* [Work request]: Report all lines below with the word "Test".

* [Information]:

§ §

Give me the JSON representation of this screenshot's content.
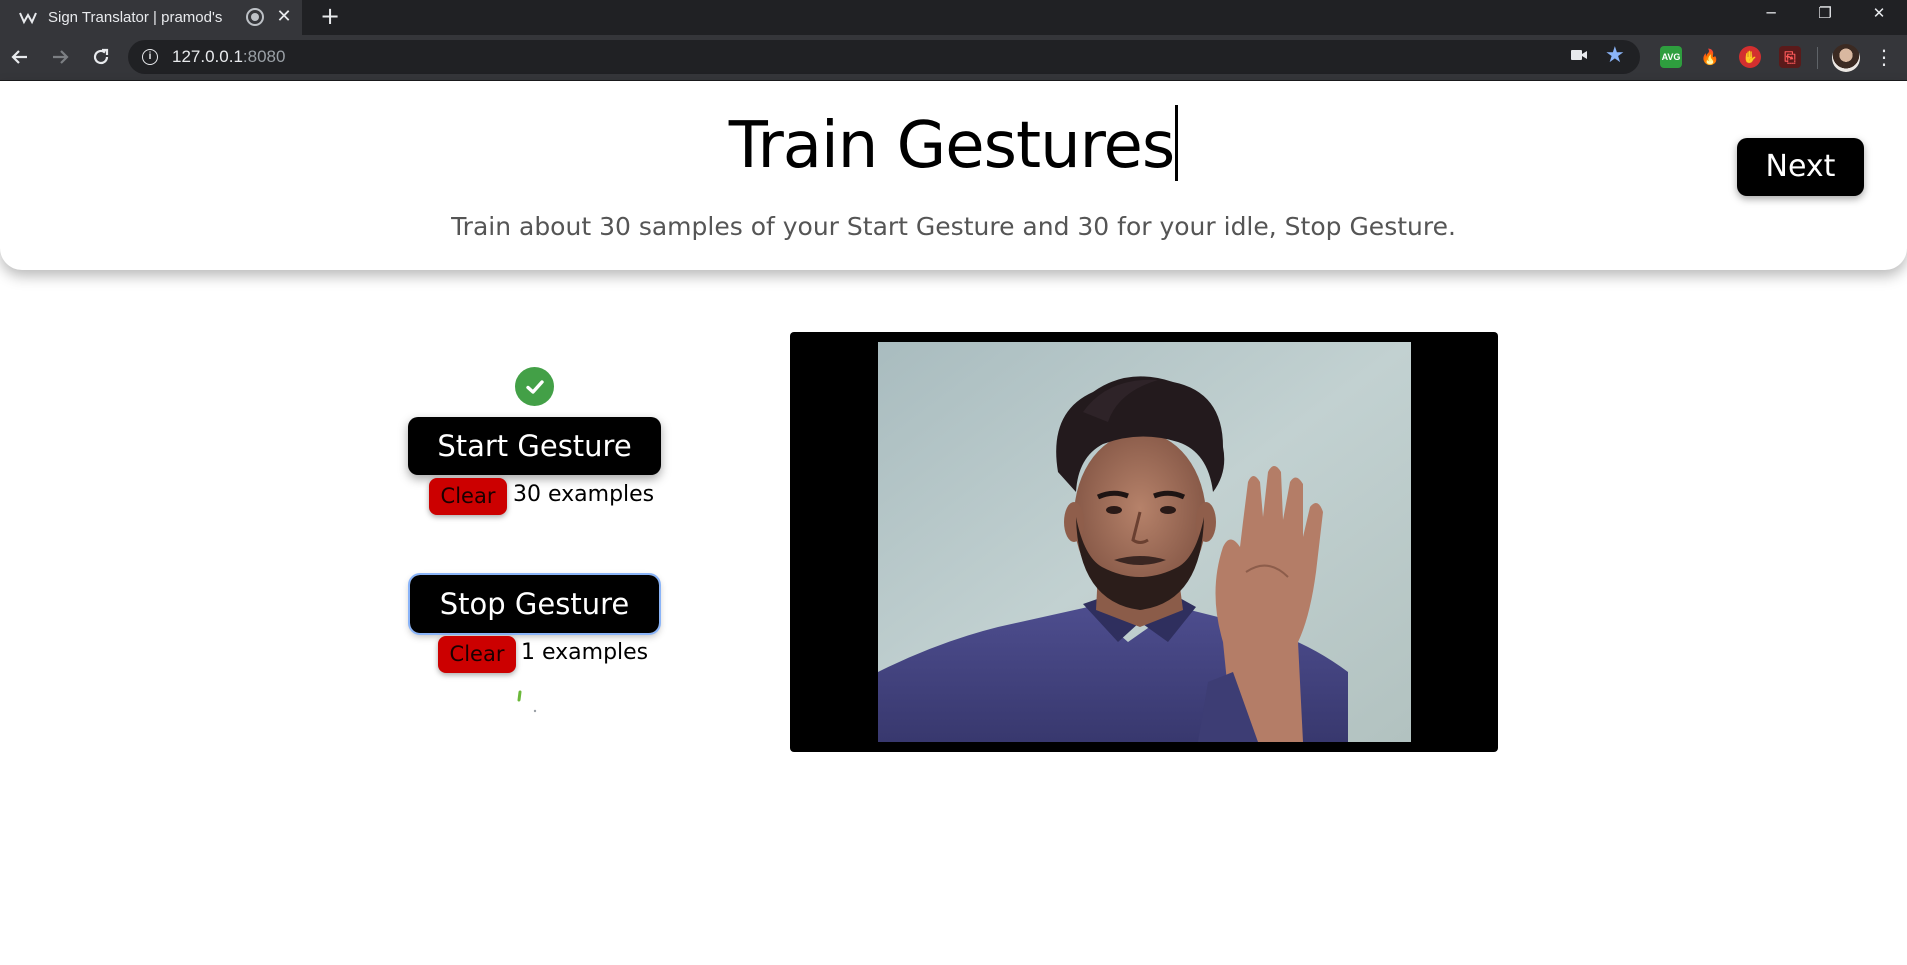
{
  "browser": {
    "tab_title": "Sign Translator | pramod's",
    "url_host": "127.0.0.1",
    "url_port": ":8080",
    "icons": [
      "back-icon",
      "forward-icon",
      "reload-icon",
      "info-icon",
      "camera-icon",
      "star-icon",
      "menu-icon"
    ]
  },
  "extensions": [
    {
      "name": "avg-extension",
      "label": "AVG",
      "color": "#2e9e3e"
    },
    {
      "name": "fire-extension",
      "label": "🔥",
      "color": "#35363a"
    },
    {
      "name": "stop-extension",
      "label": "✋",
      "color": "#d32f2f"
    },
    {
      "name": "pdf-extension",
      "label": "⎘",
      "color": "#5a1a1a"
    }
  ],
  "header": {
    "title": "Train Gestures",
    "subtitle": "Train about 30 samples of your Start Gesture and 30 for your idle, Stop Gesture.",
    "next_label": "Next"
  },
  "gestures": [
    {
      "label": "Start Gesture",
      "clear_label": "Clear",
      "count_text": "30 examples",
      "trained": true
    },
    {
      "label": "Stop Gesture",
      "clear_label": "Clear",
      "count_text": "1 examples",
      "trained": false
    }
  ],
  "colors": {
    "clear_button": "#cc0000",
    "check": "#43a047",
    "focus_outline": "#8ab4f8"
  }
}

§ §

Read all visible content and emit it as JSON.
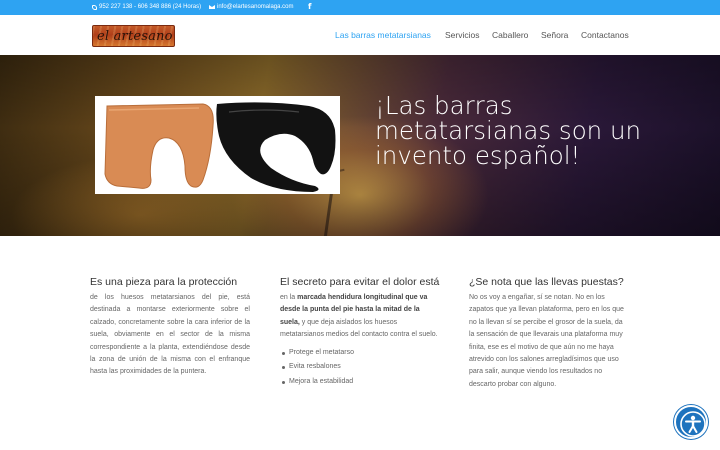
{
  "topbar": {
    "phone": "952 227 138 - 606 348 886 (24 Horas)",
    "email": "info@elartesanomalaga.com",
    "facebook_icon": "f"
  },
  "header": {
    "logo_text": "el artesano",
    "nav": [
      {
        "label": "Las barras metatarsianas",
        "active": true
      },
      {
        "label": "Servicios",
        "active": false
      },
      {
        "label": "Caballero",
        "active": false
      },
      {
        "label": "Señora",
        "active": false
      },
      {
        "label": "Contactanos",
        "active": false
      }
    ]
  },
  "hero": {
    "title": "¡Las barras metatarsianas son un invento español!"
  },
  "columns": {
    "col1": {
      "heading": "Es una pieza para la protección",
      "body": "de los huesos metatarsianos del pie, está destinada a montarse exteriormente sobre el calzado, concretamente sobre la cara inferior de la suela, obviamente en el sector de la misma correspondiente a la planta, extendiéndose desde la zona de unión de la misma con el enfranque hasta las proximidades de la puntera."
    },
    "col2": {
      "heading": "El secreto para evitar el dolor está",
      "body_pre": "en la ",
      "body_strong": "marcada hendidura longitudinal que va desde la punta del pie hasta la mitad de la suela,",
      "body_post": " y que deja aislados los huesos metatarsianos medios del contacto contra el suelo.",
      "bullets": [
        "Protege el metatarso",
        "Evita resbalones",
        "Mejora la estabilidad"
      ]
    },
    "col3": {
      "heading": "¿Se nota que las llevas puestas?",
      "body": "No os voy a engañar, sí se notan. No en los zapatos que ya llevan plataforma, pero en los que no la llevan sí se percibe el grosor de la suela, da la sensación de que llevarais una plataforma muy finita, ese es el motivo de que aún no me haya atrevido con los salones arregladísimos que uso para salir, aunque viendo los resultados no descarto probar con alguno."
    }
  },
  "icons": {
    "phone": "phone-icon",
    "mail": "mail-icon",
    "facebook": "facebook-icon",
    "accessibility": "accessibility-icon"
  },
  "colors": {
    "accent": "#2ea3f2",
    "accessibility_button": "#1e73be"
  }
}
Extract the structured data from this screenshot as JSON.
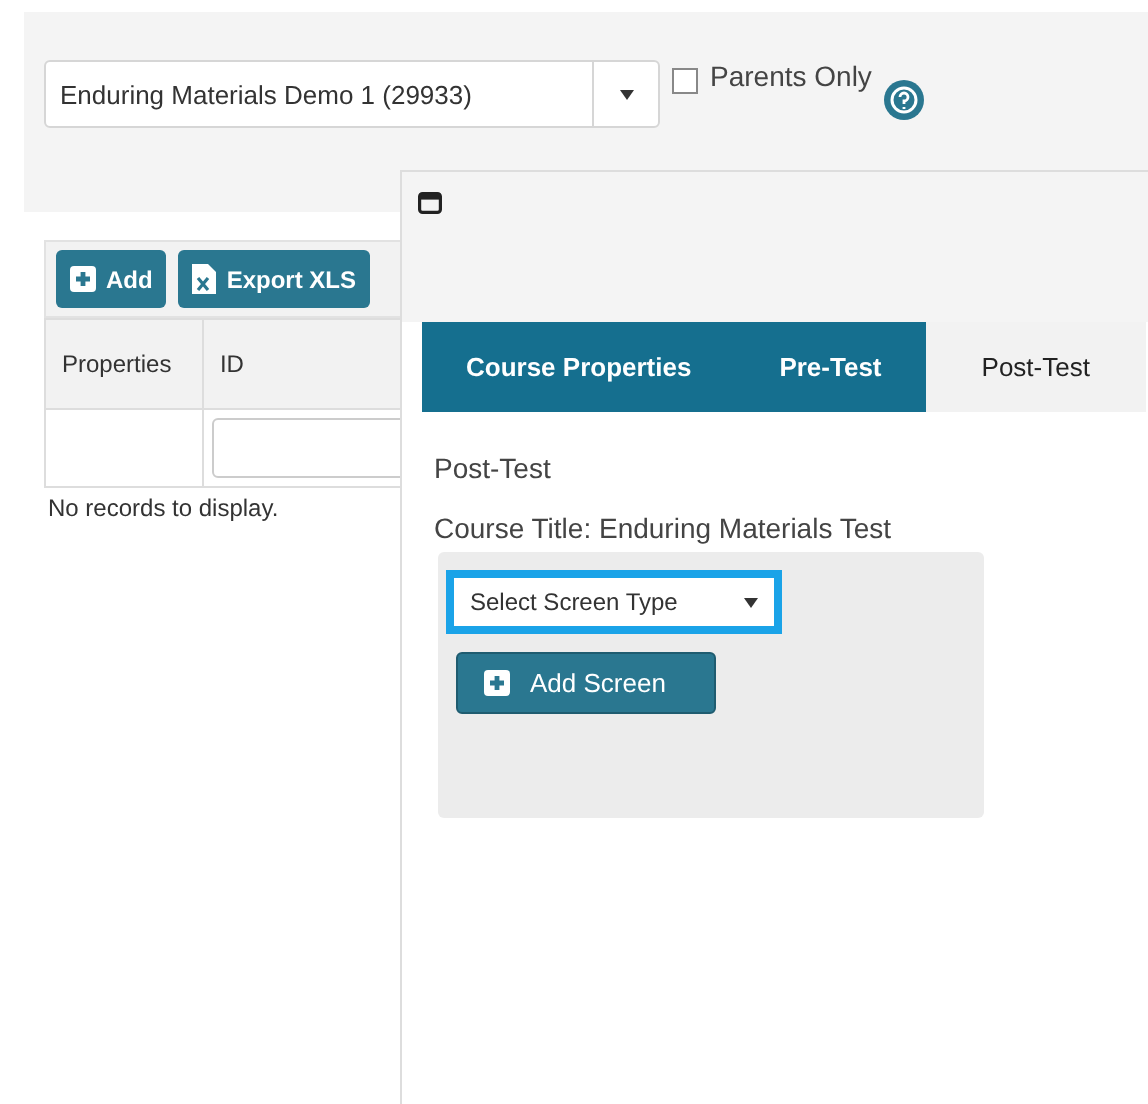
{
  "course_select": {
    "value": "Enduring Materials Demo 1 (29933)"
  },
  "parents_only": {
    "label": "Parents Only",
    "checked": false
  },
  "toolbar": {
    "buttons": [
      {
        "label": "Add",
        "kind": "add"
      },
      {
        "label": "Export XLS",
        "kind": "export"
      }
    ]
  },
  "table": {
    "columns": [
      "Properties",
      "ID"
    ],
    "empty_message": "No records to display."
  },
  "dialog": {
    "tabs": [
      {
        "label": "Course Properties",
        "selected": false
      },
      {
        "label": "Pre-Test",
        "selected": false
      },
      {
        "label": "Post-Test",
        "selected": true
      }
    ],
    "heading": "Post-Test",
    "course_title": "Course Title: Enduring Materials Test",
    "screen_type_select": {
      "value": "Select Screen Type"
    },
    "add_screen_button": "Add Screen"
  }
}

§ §

* [Solution to this exercise]:
        "label": "Pre-Test",
        "label": "Post-Test",
    "heading": "Post-Test",
    "course_title": "Course Title: Enduring Materials Test",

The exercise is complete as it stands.